Mr. Madison was sorry to add any observations upon the subject, after what had fallen from the gentleman from New Jersey; but he thought the arguments which had been used in favour of the proposed amendment had great weight. If the lots of one mile square could be easily divided into four, which it appeared to him they might, he could see no reasonable objection to the measure; for, if it would accomodate any number of real occupiers, it was desirable that it should be done. The expence of exploring the country had been urged as an objection; but it occurred to him that a number of persons would go and explore the country without an intention of returning, and consequently the expence of their journey could be reckoned as nothing. Whether so large a portion of the country as gentlemen expected would be settled in this way, he should doubt; but still, he thought attention was due to them. And he found this to be the opinion of men who lived in that part of the country, and was conversant in the business of dividing and selling lands. He was not sure whether the amendment was worded in the best way possible.

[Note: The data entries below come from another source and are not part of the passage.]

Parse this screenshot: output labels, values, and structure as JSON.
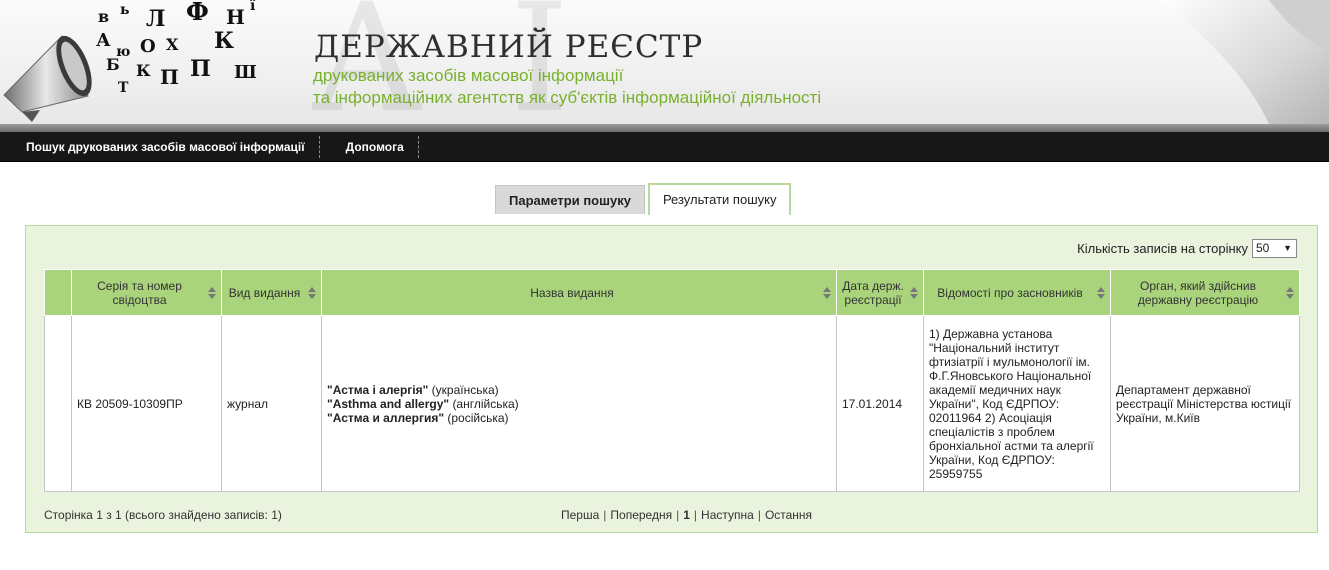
{
  "header": {
    "title": "ДЕРЖАВНИЙ РЕЄСТР",
    "subtitle_line1": "друкованих засобів масової інформації",
    "subtitle_line2": "та інформаційних агентств як суб'єктів інформаційної діяльності"
  },
  "nav": {
    "items": [
      {
        "label": "Пошук друкованих засобів масової інформації"
      },
      {
        "label": "Допомога"
      }
    ]
  },
  "tabs": {
    "params": "Параметри пошуку",
    "results": "Результати пошуку"
  },
  "perpage": {
    "label": "Кількість записів на сторінку",
    "value": "50"
  },
  "table": {
    "headers": {
      "cert": "Серія та номер свідоцтва",
      "type": "Вид видання",
      "name": "Назва видання",
      "date": "Дата держ. реєстрації",
      "founders": "Відомості про засновників",
      "registrar": "Орган, який здійснив державну реєстрацію"
    },
    "rows": [
      {
        "cert": "КВ 20509-10309ПР",
        "type": "журнал",
        "titles": [
          {
            "title": "\"Астма і алергія\"",
            "lang": "(українська)"
          },
          {
            "title": "\"Asthma and allergy\"",
            "lang": "(англійська)"
          },
          {
            "title": "\"Астма и аллергия\"",
            "lang": "(російська)"
          }
        ],
        "date": "17.01.2014",
        "founders": "1) Державна установа \"Національний інститут фтизіатрії і мульмонології ім. Ф.Г.Яновського Національної академії медичних наук України\", Код ЄДРПОУ: 02011964 2) Асоціація спеціалістів з проблем бронхіальної астми та алергії України, Код ЄДРПОУ: 25959755",
        "registrar": "Департамент державної реєстрації Міністерства юстиції України, м.Київ"
      }
    ]
  },
  "footer": {
    "info": "Сторінка 1 з 1 (всього знайдено записів: 1)"
  },
  "pager": {
    "first": "Перша",
    "prev": "Попередня",
    "current": "1",
    "next": "Наступна",
    "last": "Остання"
  },
  "icons": {
    "logo": "megaphone-letters-icon",
    "sort": "sort-arrows-icon",
    "dropdown": "chevron-down-icon"
  },
  "colors": {
    "accent_green": "#79b12e",
    "header_green": "#a9d47c",
    "panel_bg": "#e9f3dd",
    "nav_bg": "#171717"
  }
}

Claypoole’s Am. Daily Advertiser, 13 Apr. 1796 (reprinted in Philadelphia Gazette, 13 Apr. 1796). The amendment was carried and the bill passed the House on 6 Apr. After amendment in the Senate, Washington signed “An Act providing for the Sale of Lands of the United States in the territory northwest of the river Ohio, and above the mouth of Kentucky river” on 18 May (Annals of Congress description begins Debates and Proceedings in the Congress of the United States … (42 vols.; Washington, 1834–56). description ends , 4th Cong., 1st sess., 87, 865–68; U.S. Statutes at Large description begins The Public Statutes at Large of the United States of America … (17 vols.; Boston, 1848–73). description ends , 1:464–69).